**Records from a collection:**
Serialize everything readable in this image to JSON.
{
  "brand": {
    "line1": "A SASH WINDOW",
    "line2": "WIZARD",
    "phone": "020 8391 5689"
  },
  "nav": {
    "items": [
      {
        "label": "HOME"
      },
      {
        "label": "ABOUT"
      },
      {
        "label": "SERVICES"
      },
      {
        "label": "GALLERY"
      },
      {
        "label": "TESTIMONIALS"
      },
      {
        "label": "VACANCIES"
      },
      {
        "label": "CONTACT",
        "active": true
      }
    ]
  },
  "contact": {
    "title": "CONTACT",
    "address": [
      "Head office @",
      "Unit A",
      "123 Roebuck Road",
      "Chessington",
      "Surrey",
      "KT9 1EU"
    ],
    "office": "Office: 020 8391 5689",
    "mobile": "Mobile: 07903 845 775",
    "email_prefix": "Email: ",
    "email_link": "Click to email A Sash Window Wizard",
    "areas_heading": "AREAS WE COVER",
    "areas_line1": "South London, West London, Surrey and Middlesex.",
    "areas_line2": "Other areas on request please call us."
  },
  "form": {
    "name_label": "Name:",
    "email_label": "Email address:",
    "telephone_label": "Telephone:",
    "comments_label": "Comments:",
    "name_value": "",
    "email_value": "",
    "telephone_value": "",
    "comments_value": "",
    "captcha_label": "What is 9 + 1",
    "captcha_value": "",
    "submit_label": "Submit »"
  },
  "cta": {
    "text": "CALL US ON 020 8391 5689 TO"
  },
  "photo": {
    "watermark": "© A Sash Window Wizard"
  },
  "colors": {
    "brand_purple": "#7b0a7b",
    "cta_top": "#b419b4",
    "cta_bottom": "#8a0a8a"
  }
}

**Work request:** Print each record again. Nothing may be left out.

**Result of the task:**
Serialize everything readable in this image to JSON.
{
  "brand": {
    "line1": "A SASH WINDOW",
    "line2": "WIZARD",
    "phone": "020 8391 5689"
  },
  "nav": {
    "items": [
      {
        "label": "HOME"
      },
      {
        "label": "ABOUT"
      },
      {
        "label": "SERVICES"
      },
      {
        "label": "GALLERY"
      },
      {
        "label": "TESTIMONIALS"
      },
      {
        "label": "VACANCIES"
      },
      {
        "label": "CONTACT",
        "active": true
      }
    ]
  },
  "contact": {
    "title": "CONTACT",
    "address": [
      "Head office @",
      "Unit A",
      "123 Roebuck Road",
      "Chessington",
      "Surrey",
      "KT9 1EU"
    ],
    "office": "Office: 020 8391 5689",
    "mobile": "Mobile: 07903 845 775",
    "email_prefix": "Email: ",
    "email_link": "Click to email A Sash Window Wizard",
    "areas_heading": "AREAS WE COVER",
    "areas_line1": "South London, West London, Surrey and Middlesex.",
    "areas_line2": "Other areas on request please call us."
  },
  "form": {
    "name_label": "Name:",
    "email_label": "Email address:",
    "telephone_label": "Telephone:",
    "comments_label": "Comments:",
    "name_value": "",
    "email_value": "",
    "telephone_value": "",
    "comments_value": "",
    "captcha_label": "What is 9 + 1",
    "captcha_value": "",
    "submit_label": "Submit »"
  },
  "cta": {
    "text": "CALL US ON 020 8391 5689 TO"
  },
  "photo": {
    "watermark": "© A Sash Window Wizard"
  },
  "colors": {
    "brand_purple": "#7b0a7b",
    "cta_top": "#b419b4",
    "cta_bottom": "#8a0a8a"
  }
}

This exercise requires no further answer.